CODE : program code
DL : description list (term list)
DT : description term
DD : description definition
A : anchor (link or destination)
ADDRESS : address of author
META : information about the document
TITLE : title of the document
CAPTION : the caption of a table
BLOCKQUOTE : quotation
HEAD : information about the document
BODY : the contents of the document
- The physical tags were limited to:
B : bold
I : italic
U : underline
TT : typewriter face
BR : line break
PRE : preformatted text
- Some seem to be either/both
HR : horizontal rule
IMG : an image
- As HTML evolved, tags for describing tables were added.
- These can play logical roles.
- They are also used for physical formatting. For example, you can
use tables to get things side-by-side.
- Frames were also added, but they are an abomination.
- Surprisingly, although HTML initially had a simple logical emphasis,
it quickly gained physical tags.
- It also gained parameters to the logical tags that had only physical
effect. For example
<BODY bgcolor="black" text="red">
- At the same time, browsers provided only limited support for readers
to customzie their environments.
- Readers could choose a default font and size, but that's about it.
- The HTML community began to consider ways to extend HTML to
better support authors (who wanted or needed tighter control
over appearance or support for logical authoring) and readers
(who also wanted additional control).
- We'll spend a few minutes considering how we might change
HTML to better support readers and authors.
- What are the requirements?
- How might we meet those requirements?
- Eventually, the community settled on a notion known as
cascading style sheets (CSS).
- Authors and readers can carefully define the appearance of
different document components.
- Authors can create variants of existing components.
- Using the cascading style sheet model, authors can define the
``type'' of a particular element. For example,
<P class="abstract"> : for a paragraph that
serves as an abstract
<em class="bluish"> : for emphasized text
that might appear in blue.
- Authors get to choose the classes; there are no (or almost no)
- Authors then define style sheets that indicate how
the portions are displayed.
- Each entry in the style sheet has the following form:
- For example,
- There are some more sophisticated things you can do with style
sheets, particularly contextual styles. However, they are
beyond the scope of this class.
- Once you've created a style sheet (saved as
you add something like the following to the head of the document
to use it:
<LINK REL="stylesheet" TYPE="text/css"
- What kinds of things can you affect? Nearly everything.
- The font, color, background and such for your text.
- The layout of each piece of text (relative to the previous text or
to the page as a whole).
- There are other ways to incorporate styles in documents. We'll leave

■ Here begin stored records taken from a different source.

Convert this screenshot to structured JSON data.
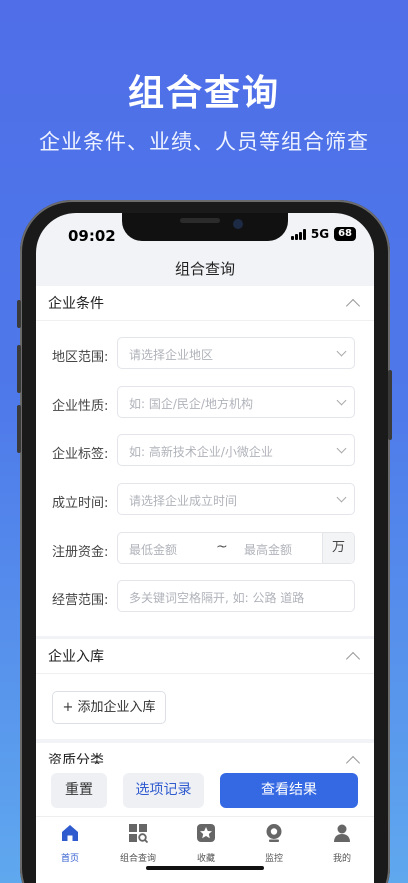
{
  "promo": {
    "title": "组合查询",
    "subtitle": "企业条件、业绩、人员等组合筛查"
  },
  "status": {
    "time": "09:02",
    "network": "5G",
    "battery": "68"
  },
  "nav": {
    "title": "组合查询"
  },
  "section_company": {
    "title": "企业条件",
    "fields": [
      {
        "label": "地区范围:",
        "placeholder": "请选择企业地区"
      },
      {
        "label": "企业性质:",
        "placeholder": "如: 国企/民企/地方机构"
      },
      {
        "label": "企业标签:",
        "placeholder": "如: 高新技术企业/小微企业"
      },
      {
        "label": "成立时间:",
        "placeholder": "请选择企业成立时间"
      },
      {
        "label": "注册资金:",
        "min_placeholder": "最低金额",
        "separator": "~",
        "max_placeholder": "最高金额",
        "unit": "万"
      },
      {
        "label": "经营范围:",
        "placeholder": "多关键词空格隔开, 如: 公路 道路"
      }
    ]
  },
  "section_warehouse": {
    "title": "企业入库",
    "add_label": "+ 添加企业入库"
  },
  "section_qualification": {
    "title": "资质分类"
  },
  "actions": {
    "reset": "重置",
    "records": "选项记录",
    "view": "查看结果"
  },
  "tabs": [
    {
      "label": "首页",
      "icon": "home-icon",
      "active": true
    },
    {
      "label": "组合查询",
      "icon": "grid-search-icon",
      "active": false
    },
    {
      "label": "收藏",
      "icon": "star-icon",
      "active": false
    },
    {
      "label": "监控",
      "icon": "camera-icon",
      "active": false
    },
    {
      "label": "我的",
      "icon": "user-icon",
      "active": false
    }
  ],
  "colors": {
    "accent": "#3569e4",
    "bg_top": "#4f6ee8",
    "bg_bottom": "#5fa8ee"
  }
}
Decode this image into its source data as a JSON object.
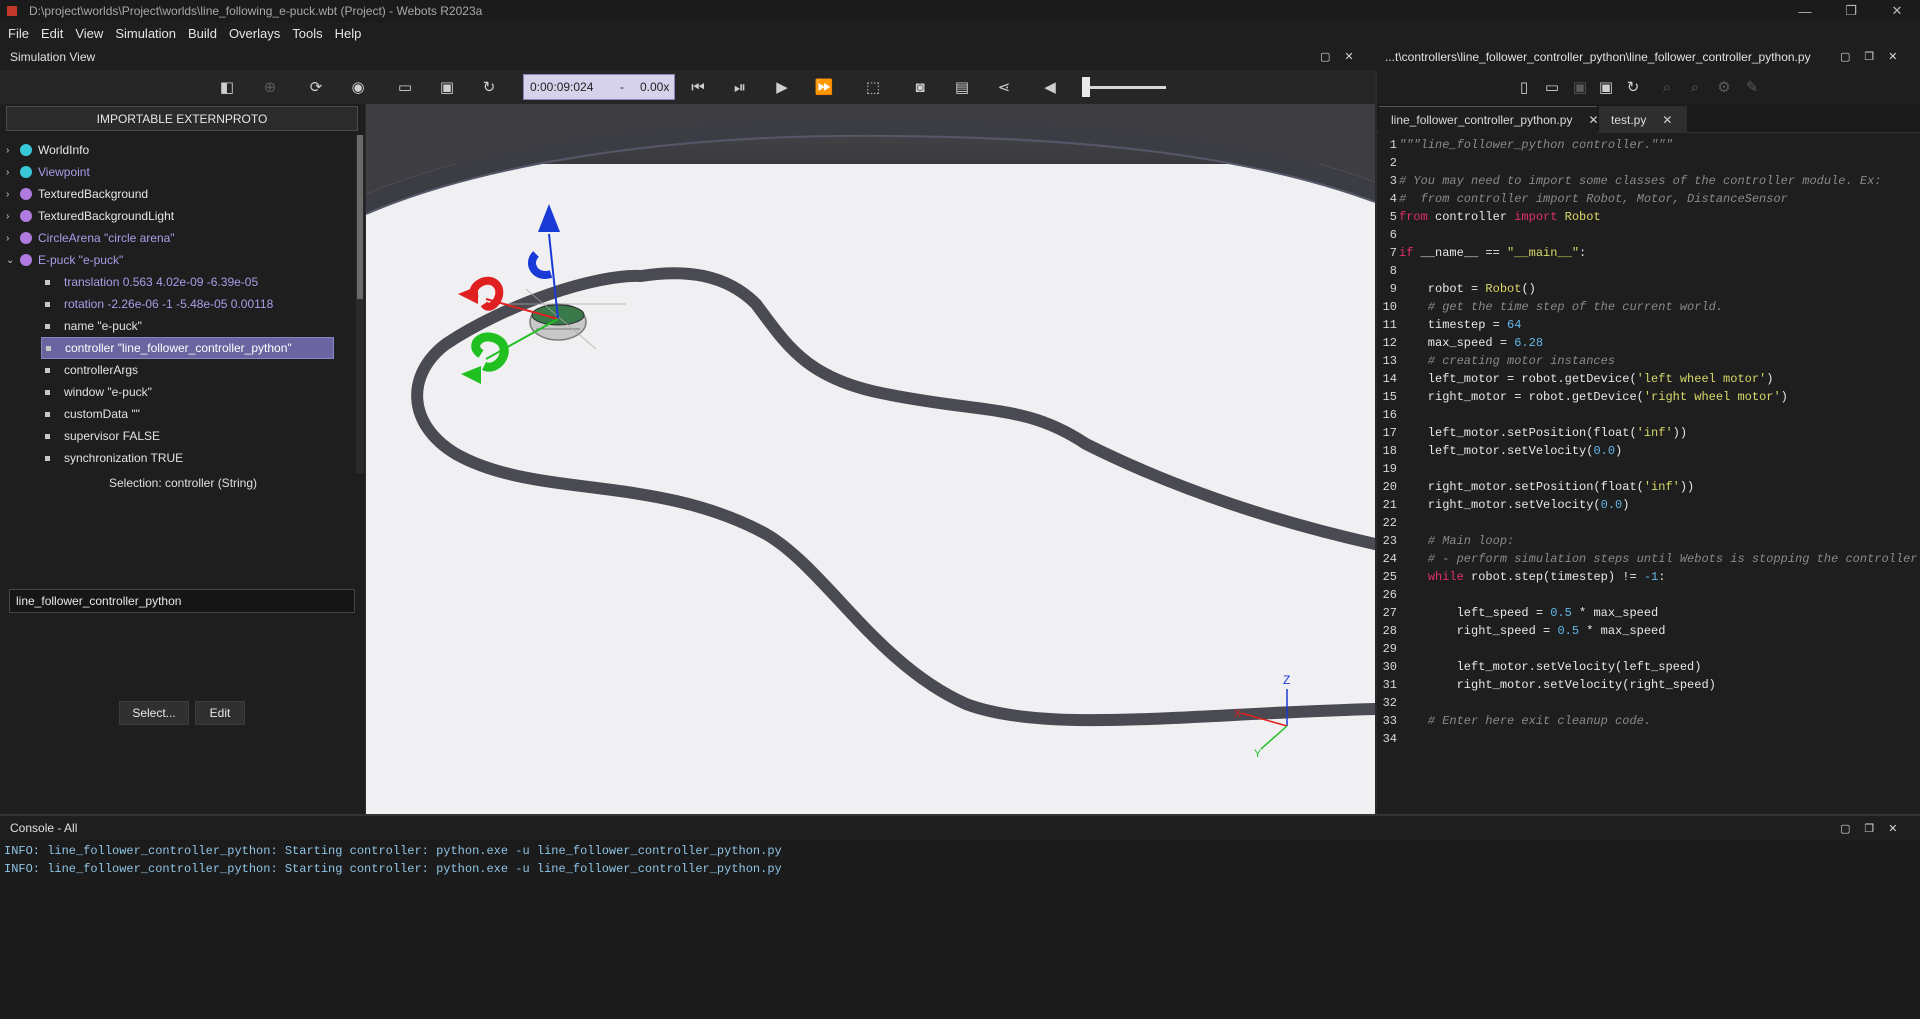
{
  "window": {
    "title": "D:\\project\\worlds\\Project\\worlds\\line_following_e-puck.wbt (Project) - Webots R2023a",
    "controls": [
      "—",
      "❐",
      "✕"
    ]
  },
  "menu": [
    "File",
    "Edit",
    "View",
    "Simulation",
    "Build",
    "Overlays",
    "Tools",
    "Help"
  ],
  "simulation_view": {
    "title": "Simulation View",
    "time": "0:00:09:024",
    "speed_dash": "-",
    "speed": "0.00x"
  },
  "scene_tree": {
    "proto_button": "IMPORTABLE EXTERNPROTO",
    "nodes": [
      {
        "label": "WorldInfo",
        "color": "#38c8d8",
        "expanded": false
      },
      {
        "label": "Viewpoint",
        "color": "#38c8d8",
        "expanded": false
      },
      {
        "label": "TexturedBackground",
        "color": "#b07ae0",
        "expanded": false
      },
      {
        "label": "TexturedBackgroundLight",
        "color": "#b07ae0",
        "expanded": false
      },
      {
        "label": "CircleArena \"circle arena\"",
        "color": "#b07ae0",
        "expanded": false
      },
      {
        "label": "E-puck \"e-puck\"",
        "color": "#b07ae0",
        "expanded": true
      }
    ],
    "fields": [
      {
        "label": "translation 0.563 4.02e-09 -6.39e-05",
        "color": "#a89ee8"
      },
      {
        "label": "rotation -2.26e-06 -1 -5.48e-05 0.00118",
        "color": "#a89ee8"
      },
      {
        "label": "name \"e-puck\"",
        "color": "#e2e2e2"
      },
      {
        "label": "controller \"line_follower_controller_python\"",
        "color": "#ffffff",
        "selected": true
      },
      {
        "label": "controllerArgs",
        "color": "#e2e2e2"
      },
      {
        "label": "window \"e-puck\"",
        "color": "#e2e2e2"
      },
      {
        "label": "customData \"\"",
        "color": "#e2e2e2"
      },
      {
        "label": "supervisor FALSE",
        "color": "#e2e2e2"
      },
      {
        "label": "synchronization TRUE",
        "color": "#e2e2e2"
      }
    ],
    "selection_label": "Selection: controller (String)",
    "field_value": "line_follower_controller_python",
    "select_button": "Select...",
    "edit_button": "Edit"
  },
  "viewport": {
    "axis_labels": {
      "z": "Z",
      "x": "X",
      "y": "Y"
    }
  },
  "editor": {
    "path": "...t\\controllers\\line_follower_controller_python\\line_follower_controller_python.py",
    "tabs": [
      {
        "label": "line_follower_controller_python.py",
        "active": true,
        "close": "✕"
      },
      {
        "label": "test.py",
        "active": false,
        "close": "✕"
      }
    ],
    "colors": {
      "comment": "#8a8a8a",
      "keyword": "#e0306a",
      "string": "#d8d86a",
      "number": "#62b6e8",
      "default": "#e8e8e8"
    },
    "lines": [
      [
        [
          "\"\"\"line_follower_python controller.\"\"\"",
          "comment"
        ]
      ],
      [],
      [
        [
          "# You may need to import some classes of the controller module. Ex:",
          "comment"
        ]
      ],
      [
        [
          "#  from controller import Robot, Motor, DistanceSensor",
          "comment"
        ]
      ],
      [
        [
          "from",
          "keyword"
        ],
        [
          " controller ",
          "default"
        ],
        [
          "import",
          "keyword"
        ],
        [
          " ",
          "default"
        ],
        [
          "Robot",
          "string"
        ]
      ],
      [],
      [
        [
          "if",
          "keyword"
        ],
        [
          " __name__ == ",
          "default"
        ],
        [
          "\"__main__\"",
          "string"
        ],
        [
          ":",
          "default"
        ]
      ],
      [],
      [
        [
          "    robot = ",
          "default"
        ],
        [
          "Robot",
          "string"
        ],
        [
          "()",
          "default"
        ]
      ],
      [
        [
          "    # get the time step of the current world.",
          "comment"
        ]
      ],
      [
        [
          "    timestep = ",
          "default"
        ],
        [
          "64",
          "number"
        ]
      ],
      [
        [
          "    max_speed = ",
          "default"
        ],
        [
          "6.28",
          "number"
        ]
      ],
      [
        [
          "    # creating motor instances",
          "comment"
        ]
      ],
      [
        [
          "    left_motor = robot.getDevice(",
          "default"
        ],
        [
          "'left wheel motor'",
          "string"
        ],
        [
          ")",
          "default"
        ]
      ],
      [
        [
          "    right_motor = robot.getDevice(",
          "default"
        ],
        [
          "'right wheel motor'",
          "string"
        ],
        [
          ")",
          "default"
        ]
      ],
      [],
      [
        [
          "    left_motor.setPosition(float(",
          "default"
        ],
        [
          "'inf'",
          "string"
        ],
        [
          "))",
          "default"
        ]
      ],
      [
        [
          "    left_motor.setVelocity(",
          "default"
        ],
        [
          "0.0",
          "number"
        ],
        [
          ")",
          "default"
        ]
      ],
      [],
      [
        [
          "    right_motor.setPosition(float(",
          "default"
        ],
        [
          "'inf'",
          "string"
        ],
        [
          "))",
          "default"
        ]
      ],
      [
        [
          "    right_motor.setVelocity(",
          "default"
        ],
        [
          "0.0",
          "number"
        ],
        [
          ")",
          "default"
        ]
      ],
      [],
      [
        [
          "    # Main loop:",
          "comment"
        ]
      ],
      [
        [
          "    # - perform simulation steps until Webots is stopping the controller",
          "comment"
        ]
      ],
      [
        [
          "    ",
          "default"
        ],
        [
          "while",
          "keyword"
        ],
        [
          " robot.step(timestep) != ",
          "default"
        ],
        [
          "-1",
          "number"
        ],
        [
          ":",
          "default"
        ]
      ],
      [],
      [
        [
          "        left_speed = ",
          "default"
        ],
        [
          "0.5",
          "number"
        ],
        [
          " * max_speed",
          "default"
        ]
      ],
      [
        [
          "        right_speed = ",
          "default"
        ],
        [
          "0.5",
          "number"
        ],
        [
          " * max_speed",
          "default"
        ]
      ],
      [],
      [
        [
          "        left_motor.setVelocity(left_speed)",
          "default"
        ]
      ],
      [
        [
          "        right_motor.setVelocity(right_speed)",
          "default"
        ]
      ],
      [],
      [
        [
          "    # Enter here exit cleanup code.",
          "comment"
        ]
      ],
      []
    ]
  },
  "console": {
    "title": "Console - All",
    "lines": [
      "INFO: line_follower_controller_python: Starting controller: python.exe -u line_follower_controller_python.py",
      "INFO: line_follower_controller_python: Starting controller: python.exe -u line_follower_controller_python.py"
    ]
  }
}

those to your own investigations.
You will have the opportunity to explore cascading style sheets in
Monday, 22 March 1999
- Created as a blank outline. (Can you tell
what I was doing during Spring break?)
Wednesday, 1 September 1999